"I remember for me it was Patrick Sharp," Smith said. "He's kind of been the guy; right from early on in training camp, he watched my first exhibition game and came up to me and said, 'Hey, you're a good player. Keep working hard. You have a future here.'
"That was nice to hear from a guy like that."
Other than the enormous expectations being heaped upon Teravainen, there were a couple of differences between his and Smith's arrival in Chicago: Smith wasn't 19, and he wasn't coming over from a different country.
"I was bit older, playing for my college team," he said. "So for him, to transition away from home it'll be tough, but right away I saw Antti skate over to him and say hello, so that's going to help having someone from Finland with him.
"It's exciting for everyone here to see how he can do and hopefully adapt to the North American game and do well."
It looks like Teravainen will get his first shot at it either Sunday night against Nashville or Tuesday when the Hawks host Dallas, depending on the whim of coach Joel Quenneville, of course.
"It's always tough.
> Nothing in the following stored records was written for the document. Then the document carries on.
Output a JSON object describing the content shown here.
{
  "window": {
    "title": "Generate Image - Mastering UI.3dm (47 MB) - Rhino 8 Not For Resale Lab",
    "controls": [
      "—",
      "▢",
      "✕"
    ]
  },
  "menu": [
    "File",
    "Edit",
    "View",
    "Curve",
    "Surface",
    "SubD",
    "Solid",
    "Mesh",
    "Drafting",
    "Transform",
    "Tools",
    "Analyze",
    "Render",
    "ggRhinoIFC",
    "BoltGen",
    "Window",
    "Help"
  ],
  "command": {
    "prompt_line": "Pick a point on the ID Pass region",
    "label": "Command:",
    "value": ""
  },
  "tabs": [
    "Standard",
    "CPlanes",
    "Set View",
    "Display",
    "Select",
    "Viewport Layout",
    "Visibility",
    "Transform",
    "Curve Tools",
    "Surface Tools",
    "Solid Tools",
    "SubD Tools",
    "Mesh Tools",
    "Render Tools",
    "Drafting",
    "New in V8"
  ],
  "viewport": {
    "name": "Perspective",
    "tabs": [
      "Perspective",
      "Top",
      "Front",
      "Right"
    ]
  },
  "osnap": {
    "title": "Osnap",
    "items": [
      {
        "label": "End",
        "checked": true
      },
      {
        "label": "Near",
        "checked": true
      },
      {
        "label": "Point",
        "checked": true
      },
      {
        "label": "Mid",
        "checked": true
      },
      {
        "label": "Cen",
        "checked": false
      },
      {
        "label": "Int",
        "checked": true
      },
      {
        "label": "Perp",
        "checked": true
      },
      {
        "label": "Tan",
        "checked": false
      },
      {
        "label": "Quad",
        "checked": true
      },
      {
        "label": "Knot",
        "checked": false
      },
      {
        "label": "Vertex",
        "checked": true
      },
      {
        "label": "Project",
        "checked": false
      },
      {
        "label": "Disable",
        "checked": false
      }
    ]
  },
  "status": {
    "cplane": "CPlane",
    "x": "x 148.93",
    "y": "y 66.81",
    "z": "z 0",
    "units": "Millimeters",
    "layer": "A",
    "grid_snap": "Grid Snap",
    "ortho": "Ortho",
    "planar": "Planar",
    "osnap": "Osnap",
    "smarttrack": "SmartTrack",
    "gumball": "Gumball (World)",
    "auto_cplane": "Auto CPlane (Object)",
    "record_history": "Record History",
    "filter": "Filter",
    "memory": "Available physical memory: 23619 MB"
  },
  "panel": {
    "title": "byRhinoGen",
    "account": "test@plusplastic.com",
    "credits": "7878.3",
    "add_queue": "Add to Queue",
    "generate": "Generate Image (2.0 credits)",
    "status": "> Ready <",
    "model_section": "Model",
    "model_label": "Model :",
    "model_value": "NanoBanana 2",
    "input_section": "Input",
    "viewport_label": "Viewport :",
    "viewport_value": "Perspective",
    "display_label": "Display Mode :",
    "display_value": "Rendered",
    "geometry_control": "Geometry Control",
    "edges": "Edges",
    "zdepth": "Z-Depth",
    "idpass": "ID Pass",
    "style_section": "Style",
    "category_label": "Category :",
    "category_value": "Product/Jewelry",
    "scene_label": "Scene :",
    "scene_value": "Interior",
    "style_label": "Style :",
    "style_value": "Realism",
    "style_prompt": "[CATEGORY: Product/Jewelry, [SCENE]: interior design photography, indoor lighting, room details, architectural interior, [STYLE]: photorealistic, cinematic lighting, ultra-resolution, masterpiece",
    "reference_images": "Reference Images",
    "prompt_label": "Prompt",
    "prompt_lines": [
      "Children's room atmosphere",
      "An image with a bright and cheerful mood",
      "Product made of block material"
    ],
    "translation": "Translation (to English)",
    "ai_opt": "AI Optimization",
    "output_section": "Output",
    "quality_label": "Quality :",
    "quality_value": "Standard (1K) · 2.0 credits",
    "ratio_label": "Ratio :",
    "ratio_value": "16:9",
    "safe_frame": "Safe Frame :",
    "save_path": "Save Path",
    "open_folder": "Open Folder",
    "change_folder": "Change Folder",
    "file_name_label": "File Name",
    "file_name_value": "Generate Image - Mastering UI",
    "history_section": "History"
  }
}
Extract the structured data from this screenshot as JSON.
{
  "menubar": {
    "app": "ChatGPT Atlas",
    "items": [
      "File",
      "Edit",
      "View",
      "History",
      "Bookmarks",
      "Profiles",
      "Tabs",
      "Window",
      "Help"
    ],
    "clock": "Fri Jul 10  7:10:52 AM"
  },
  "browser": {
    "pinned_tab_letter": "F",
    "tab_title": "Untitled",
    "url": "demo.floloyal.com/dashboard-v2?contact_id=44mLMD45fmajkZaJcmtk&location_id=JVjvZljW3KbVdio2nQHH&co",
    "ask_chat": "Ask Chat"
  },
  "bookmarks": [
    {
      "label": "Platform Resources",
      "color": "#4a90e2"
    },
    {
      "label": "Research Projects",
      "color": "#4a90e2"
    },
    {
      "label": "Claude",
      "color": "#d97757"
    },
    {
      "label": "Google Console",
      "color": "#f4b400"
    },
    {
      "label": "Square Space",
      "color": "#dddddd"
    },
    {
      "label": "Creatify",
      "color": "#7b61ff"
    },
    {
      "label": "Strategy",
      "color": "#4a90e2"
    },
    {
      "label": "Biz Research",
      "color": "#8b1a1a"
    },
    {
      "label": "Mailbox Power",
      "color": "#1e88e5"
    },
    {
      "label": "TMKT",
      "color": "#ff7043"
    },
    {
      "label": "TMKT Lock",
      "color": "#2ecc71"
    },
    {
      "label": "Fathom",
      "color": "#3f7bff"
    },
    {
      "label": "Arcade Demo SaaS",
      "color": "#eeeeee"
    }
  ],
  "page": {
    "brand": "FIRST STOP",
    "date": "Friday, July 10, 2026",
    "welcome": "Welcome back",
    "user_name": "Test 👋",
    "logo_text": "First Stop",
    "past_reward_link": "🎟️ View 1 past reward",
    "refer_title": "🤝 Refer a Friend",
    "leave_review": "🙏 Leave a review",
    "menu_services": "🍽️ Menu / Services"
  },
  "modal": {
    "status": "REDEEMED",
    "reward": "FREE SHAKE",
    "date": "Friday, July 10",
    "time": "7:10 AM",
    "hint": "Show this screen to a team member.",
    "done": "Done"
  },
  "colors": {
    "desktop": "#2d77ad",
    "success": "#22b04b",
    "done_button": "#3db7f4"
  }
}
It's up to that individual player to ask as many questions as they can and learn from the coaching staff and the leaders to try and understand the game plan and our team systems," Sharp said. "But at the end of the day, we're just playing hockey.
"Teuvo has shown what he can do in the preseason, and I'm sure he has confidence that he can play at this level and contribute."
And if he needed one more piece of advice as he prepares to make his NHL debut, here's what Andrew Shaw would tell him: "Just have fun and work. You're going to be on the ice with some great players -- just do what got you here. Those are my words of wisdom."